**WORK ITEM:** From the records below, copy each line in which the string "JSON" occurs.

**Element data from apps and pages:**
★ ★ ★

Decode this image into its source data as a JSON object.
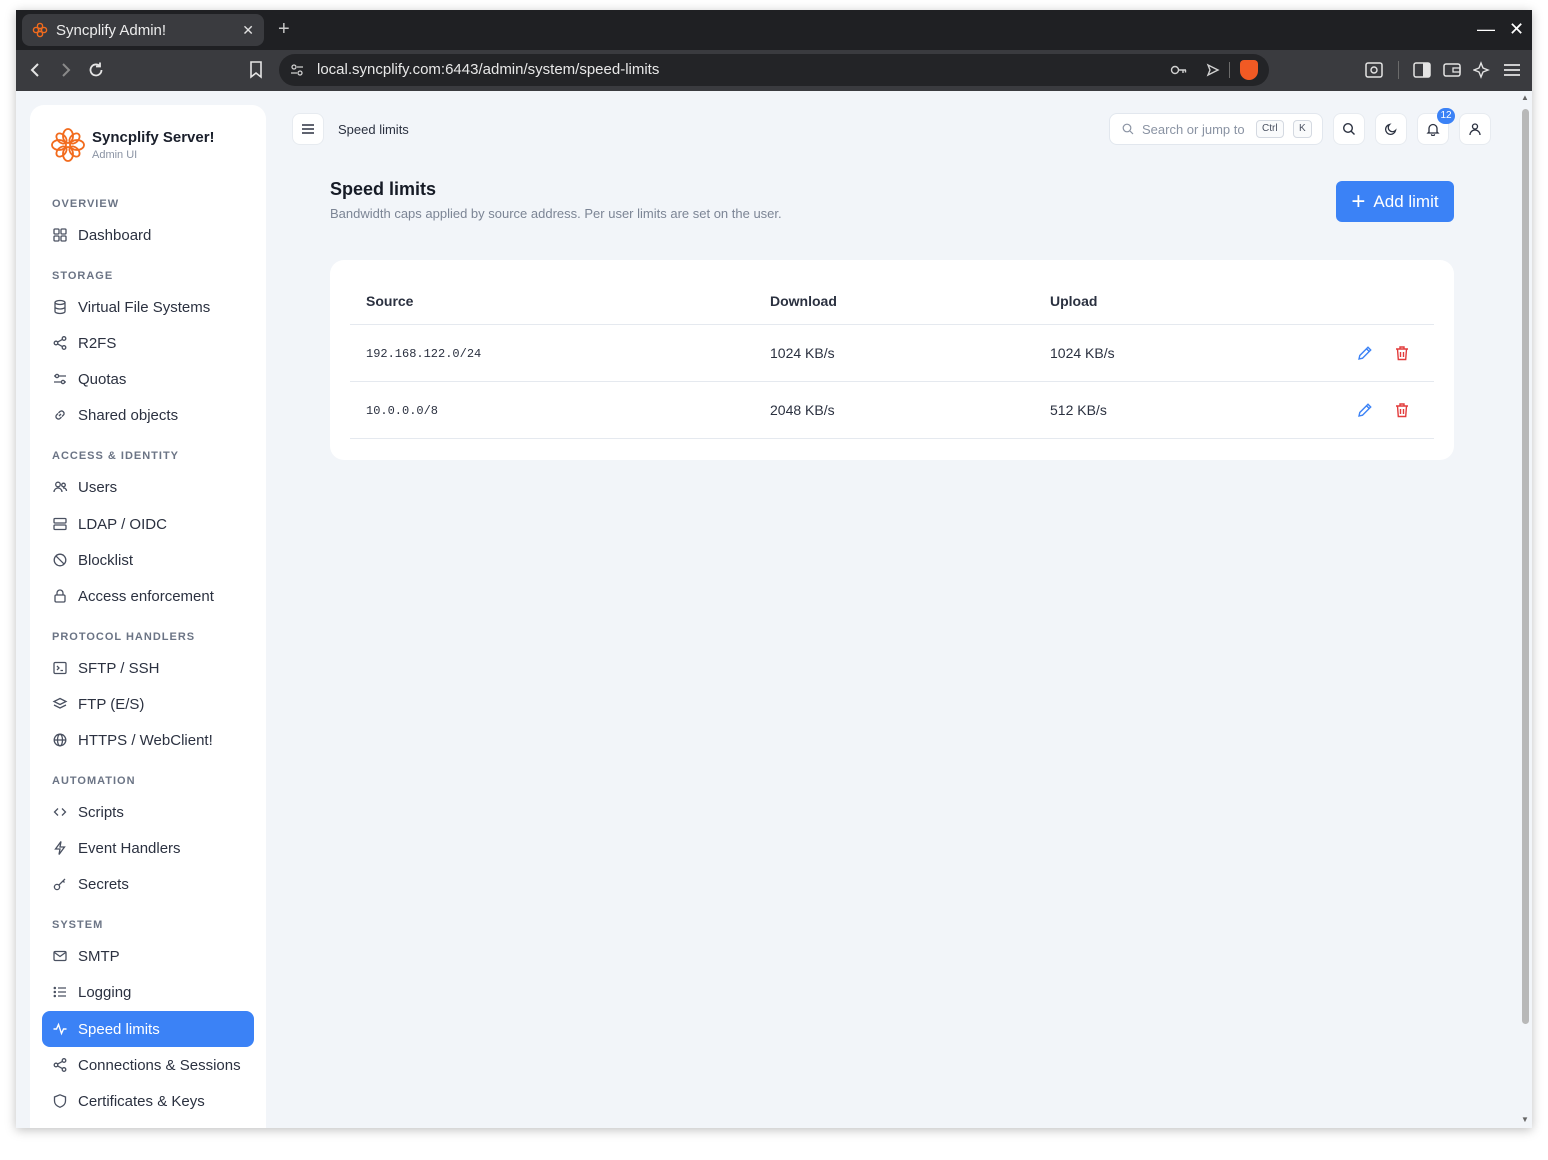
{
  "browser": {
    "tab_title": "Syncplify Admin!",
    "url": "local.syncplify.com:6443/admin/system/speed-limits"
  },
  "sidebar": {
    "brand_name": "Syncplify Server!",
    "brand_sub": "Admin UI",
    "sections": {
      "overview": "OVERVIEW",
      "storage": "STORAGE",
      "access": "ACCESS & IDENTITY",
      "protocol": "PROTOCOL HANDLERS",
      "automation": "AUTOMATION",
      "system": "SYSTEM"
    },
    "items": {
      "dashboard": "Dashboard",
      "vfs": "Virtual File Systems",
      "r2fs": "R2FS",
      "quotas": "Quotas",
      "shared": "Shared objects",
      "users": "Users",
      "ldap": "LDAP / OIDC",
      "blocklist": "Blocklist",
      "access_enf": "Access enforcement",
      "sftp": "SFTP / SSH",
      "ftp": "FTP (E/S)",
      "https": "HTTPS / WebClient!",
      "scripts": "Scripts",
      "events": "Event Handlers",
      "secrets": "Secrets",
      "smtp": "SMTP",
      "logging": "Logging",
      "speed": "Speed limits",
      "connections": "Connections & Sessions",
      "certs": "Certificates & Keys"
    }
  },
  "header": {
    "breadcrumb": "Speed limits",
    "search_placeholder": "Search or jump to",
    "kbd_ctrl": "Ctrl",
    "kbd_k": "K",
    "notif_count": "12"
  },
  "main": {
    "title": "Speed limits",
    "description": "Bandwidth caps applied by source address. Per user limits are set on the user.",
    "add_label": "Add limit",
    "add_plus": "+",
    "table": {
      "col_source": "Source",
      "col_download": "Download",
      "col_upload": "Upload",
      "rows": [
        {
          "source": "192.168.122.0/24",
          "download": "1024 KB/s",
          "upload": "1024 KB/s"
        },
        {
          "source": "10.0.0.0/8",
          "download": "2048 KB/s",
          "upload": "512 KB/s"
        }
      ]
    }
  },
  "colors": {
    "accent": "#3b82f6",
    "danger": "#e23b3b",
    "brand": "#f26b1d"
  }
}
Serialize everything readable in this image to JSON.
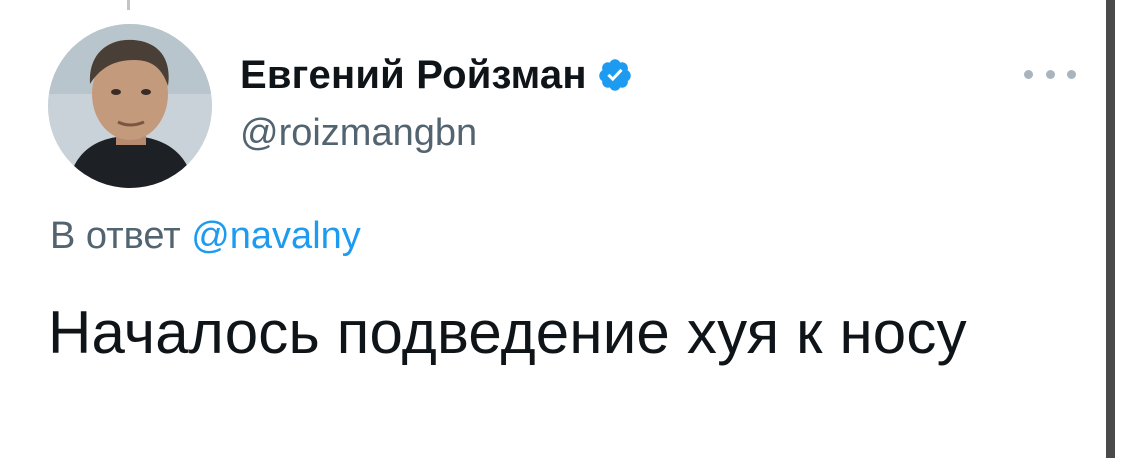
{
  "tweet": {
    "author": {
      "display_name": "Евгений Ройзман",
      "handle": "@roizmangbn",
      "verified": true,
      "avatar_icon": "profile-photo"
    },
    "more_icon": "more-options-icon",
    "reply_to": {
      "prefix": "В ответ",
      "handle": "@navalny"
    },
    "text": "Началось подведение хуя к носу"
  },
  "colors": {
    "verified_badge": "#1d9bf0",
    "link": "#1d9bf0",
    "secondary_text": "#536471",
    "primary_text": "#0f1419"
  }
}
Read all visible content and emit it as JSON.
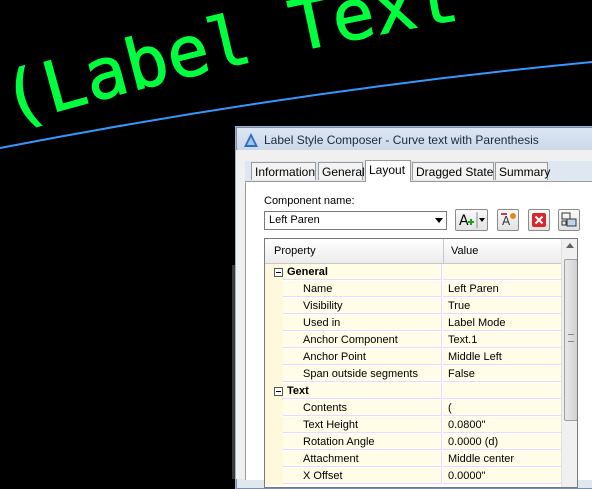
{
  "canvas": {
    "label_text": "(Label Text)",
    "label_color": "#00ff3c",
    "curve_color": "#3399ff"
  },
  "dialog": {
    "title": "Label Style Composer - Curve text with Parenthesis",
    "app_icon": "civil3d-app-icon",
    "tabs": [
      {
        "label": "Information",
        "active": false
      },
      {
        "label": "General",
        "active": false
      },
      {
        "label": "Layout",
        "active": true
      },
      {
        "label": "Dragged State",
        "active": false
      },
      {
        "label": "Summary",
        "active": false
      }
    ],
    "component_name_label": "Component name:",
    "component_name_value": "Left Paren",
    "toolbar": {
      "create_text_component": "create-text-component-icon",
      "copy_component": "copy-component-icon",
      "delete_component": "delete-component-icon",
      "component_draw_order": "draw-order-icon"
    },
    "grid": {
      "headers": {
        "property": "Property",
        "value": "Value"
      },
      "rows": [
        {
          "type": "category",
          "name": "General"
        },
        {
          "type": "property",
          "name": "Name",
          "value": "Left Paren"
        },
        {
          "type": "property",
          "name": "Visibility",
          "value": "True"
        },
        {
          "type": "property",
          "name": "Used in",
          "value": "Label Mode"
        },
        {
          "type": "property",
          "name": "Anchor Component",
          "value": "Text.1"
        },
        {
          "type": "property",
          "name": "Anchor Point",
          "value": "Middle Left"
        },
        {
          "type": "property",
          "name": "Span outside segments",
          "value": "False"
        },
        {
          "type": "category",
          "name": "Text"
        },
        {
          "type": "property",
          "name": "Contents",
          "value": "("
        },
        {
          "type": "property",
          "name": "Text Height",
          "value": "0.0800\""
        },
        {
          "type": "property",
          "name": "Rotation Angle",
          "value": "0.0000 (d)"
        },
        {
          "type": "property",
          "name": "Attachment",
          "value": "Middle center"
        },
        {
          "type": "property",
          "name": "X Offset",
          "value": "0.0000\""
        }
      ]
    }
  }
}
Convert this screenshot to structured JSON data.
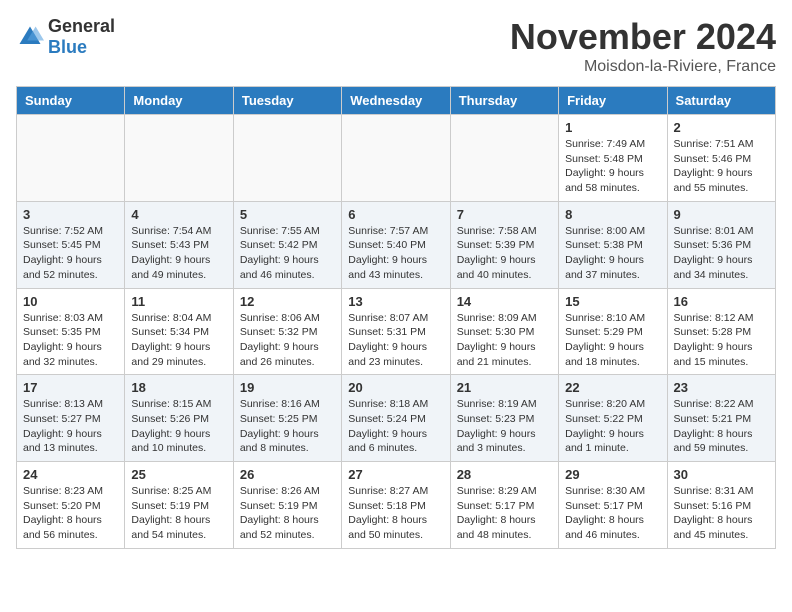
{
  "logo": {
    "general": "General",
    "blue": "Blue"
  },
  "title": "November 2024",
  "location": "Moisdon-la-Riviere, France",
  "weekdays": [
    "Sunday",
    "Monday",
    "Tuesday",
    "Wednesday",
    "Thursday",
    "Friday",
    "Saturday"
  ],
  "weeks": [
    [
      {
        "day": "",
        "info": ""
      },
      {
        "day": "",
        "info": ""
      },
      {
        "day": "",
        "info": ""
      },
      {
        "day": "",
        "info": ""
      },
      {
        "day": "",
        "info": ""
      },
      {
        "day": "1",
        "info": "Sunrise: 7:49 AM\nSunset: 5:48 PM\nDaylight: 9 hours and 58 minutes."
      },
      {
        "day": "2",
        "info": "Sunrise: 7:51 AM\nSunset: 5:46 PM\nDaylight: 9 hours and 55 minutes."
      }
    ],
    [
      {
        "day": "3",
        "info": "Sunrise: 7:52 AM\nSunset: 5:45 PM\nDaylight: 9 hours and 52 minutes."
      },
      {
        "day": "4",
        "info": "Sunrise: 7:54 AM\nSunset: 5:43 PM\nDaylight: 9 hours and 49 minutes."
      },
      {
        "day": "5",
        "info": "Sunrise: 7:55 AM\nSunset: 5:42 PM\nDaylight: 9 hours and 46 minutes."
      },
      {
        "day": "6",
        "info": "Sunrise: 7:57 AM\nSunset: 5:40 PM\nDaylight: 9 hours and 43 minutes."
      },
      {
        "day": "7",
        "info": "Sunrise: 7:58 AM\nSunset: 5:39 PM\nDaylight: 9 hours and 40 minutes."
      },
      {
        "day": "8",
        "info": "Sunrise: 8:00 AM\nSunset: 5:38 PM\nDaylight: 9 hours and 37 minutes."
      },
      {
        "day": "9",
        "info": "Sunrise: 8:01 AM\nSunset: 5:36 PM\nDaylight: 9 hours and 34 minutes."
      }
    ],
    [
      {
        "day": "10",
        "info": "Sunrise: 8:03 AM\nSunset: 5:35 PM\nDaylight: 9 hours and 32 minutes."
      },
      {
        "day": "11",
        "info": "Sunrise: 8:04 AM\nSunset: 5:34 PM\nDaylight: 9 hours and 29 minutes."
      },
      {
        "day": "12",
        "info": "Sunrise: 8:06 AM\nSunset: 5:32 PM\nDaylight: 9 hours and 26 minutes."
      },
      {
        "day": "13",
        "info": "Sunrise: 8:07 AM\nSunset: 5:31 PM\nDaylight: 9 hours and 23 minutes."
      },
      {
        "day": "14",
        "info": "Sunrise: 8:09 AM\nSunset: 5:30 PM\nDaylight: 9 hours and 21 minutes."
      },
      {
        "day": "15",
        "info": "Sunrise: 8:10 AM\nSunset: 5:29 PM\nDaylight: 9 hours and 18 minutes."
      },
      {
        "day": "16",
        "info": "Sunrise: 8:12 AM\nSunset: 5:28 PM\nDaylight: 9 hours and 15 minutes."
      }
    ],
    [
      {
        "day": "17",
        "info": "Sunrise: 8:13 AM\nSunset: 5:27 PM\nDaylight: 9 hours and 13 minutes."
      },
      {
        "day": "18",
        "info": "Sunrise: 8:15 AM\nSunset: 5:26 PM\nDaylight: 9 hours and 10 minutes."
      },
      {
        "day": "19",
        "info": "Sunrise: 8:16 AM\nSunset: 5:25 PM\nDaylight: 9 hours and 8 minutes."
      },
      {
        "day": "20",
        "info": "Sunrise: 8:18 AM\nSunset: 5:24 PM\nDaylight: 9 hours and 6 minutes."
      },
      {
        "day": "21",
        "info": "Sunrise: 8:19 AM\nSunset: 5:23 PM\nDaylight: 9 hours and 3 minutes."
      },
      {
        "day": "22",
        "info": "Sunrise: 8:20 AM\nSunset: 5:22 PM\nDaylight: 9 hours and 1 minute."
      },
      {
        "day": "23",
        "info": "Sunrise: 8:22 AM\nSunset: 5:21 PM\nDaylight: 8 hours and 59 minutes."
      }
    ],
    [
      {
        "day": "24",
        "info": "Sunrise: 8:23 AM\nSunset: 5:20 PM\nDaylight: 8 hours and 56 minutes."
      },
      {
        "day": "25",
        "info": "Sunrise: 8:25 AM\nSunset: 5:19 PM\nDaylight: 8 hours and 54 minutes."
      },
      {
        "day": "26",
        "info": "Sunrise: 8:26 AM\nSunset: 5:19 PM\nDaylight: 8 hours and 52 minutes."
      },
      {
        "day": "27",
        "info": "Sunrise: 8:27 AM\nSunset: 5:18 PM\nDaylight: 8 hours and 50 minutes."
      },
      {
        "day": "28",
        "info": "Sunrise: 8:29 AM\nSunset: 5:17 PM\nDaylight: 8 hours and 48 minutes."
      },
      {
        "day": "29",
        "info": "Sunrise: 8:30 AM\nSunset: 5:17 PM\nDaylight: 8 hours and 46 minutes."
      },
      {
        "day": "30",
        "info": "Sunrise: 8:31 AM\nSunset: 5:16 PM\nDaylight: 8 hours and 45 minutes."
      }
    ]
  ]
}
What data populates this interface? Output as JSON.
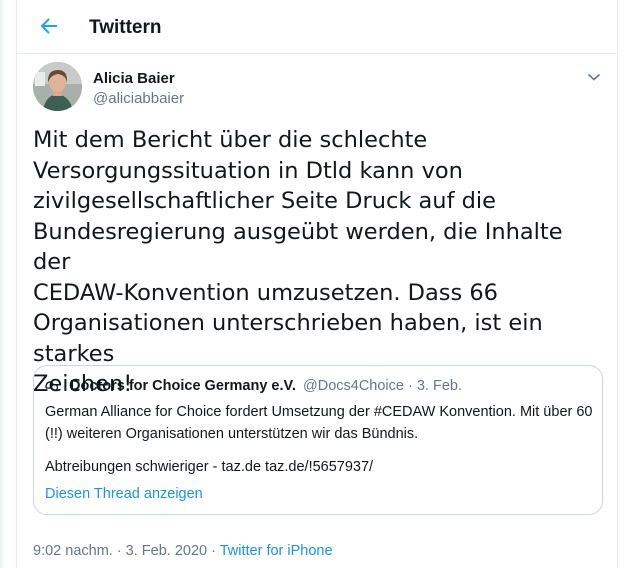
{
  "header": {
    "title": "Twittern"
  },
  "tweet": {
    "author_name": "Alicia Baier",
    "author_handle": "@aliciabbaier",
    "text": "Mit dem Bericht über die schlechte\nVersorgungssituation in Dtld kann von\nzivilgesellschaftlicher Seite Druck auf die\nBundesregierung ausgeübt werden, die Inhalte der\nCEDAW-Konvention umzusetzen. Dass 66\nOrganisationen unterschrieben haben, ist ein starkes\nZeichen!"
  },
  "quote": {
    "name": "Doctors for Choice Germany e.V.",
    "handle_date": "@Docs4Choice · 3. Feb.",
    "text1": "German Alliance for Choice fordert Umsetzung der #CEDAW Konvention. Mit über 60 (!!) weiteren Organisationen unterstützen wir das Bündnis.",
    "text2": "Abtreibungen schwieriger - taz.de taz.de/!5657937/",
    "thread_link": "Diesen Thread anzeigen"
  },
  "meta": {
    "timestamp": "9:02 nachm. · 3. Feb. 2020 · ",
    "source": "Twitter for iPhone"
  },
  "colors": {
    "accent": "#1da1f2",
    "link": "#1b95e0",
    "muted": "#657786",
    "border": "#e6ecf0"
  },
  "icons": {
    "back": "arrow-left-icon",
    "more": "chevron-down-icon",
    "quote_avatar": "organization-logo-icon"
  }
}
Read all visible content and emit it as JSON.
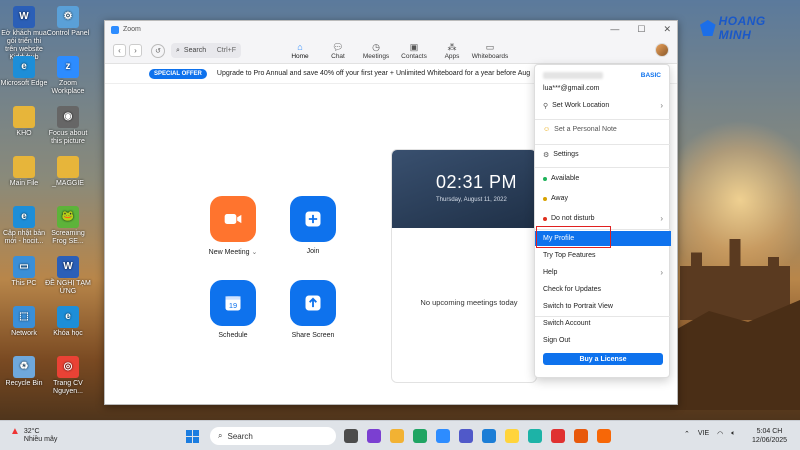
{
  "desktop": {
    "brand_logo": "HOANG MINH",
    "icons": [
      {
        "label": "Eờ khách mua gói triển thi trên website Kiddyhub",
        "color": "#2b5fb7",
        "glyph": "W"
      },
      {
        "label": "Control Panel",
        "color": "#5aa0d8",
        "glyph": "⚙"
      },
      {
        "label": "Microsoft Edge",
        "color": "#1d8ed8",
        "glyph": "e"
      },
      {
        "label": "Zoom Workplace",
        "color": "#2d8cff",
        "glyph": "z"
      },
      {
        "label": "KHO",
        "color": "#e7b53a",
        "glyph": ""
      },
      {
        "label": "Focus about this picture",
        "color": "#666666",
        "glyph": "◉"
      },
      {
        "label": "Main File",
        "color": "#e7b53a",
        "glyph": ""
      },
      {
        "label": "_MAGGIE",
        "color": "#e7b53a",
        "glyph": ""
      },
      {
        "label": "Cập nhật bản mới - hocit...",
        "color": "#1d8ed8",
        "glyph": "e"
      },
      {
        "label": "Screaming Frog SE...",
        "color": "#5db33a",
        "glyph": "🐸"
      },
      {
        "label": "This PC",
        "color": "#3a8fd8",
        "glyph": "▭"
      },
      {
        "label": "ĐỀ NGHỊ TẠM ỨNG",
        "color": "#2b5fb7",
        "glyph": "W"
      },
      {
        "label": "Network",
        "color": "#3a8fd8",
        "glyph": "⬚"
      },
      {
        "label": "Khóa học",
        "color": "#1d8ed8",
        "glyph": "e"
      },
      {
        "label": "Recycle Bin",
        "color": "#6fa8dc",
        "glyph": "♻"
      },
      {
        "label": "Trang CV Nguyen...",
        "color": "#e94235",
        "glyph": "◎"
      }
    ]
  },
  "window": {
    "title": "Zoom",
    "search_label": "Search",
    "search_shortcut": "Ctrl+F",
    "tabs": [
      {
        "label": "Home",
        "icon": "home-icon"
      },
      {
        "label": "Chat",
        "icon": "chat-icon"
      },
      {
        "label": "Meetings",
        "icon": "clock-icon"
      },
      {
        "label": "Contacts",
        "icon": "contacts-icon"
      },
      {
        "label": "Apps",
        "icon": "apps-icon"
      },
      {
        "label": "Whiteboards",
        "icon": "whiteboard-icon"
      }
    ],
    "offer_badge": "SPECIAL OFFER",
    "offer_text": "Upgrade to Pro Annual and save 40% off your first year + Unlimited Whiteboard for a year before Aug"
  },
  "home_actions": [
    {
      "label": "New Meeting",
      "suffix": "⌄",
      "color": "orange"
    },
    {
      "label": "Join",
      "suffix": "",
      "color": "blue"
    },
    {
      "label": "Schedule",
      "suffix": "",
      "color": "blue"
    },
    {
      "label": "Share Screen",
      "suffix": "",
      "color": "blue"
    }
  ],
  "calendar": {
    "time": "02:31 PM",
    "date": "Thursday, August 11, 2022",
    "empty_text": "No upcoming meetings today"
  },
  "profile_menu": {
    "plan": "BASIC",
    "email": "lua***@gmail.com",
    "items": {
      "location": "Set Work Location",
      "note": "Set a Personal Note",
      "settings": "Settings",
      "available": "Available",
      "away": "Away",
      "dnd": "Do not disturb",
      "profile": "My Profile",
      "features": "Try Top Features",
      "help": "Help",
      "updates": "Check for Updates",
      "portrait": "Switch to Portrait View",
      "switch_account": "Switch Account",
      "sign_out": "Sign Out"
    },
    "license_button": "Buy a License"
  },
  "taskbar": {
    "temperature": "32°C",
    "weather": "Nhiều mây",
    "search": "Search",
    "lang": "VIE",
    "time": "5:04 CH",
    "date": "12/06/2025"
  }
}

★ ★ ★

**EXPECTED OUTPUT:**
Decode this image into its source data as a JSON object.
Serialize everything readable in this image to JSON.
Read all visible content and emit it as JSON.
Convert this screenshot to structured JSON data.
What data populates this interface? Output as JSON.
Read all visible content and emit it as JSON.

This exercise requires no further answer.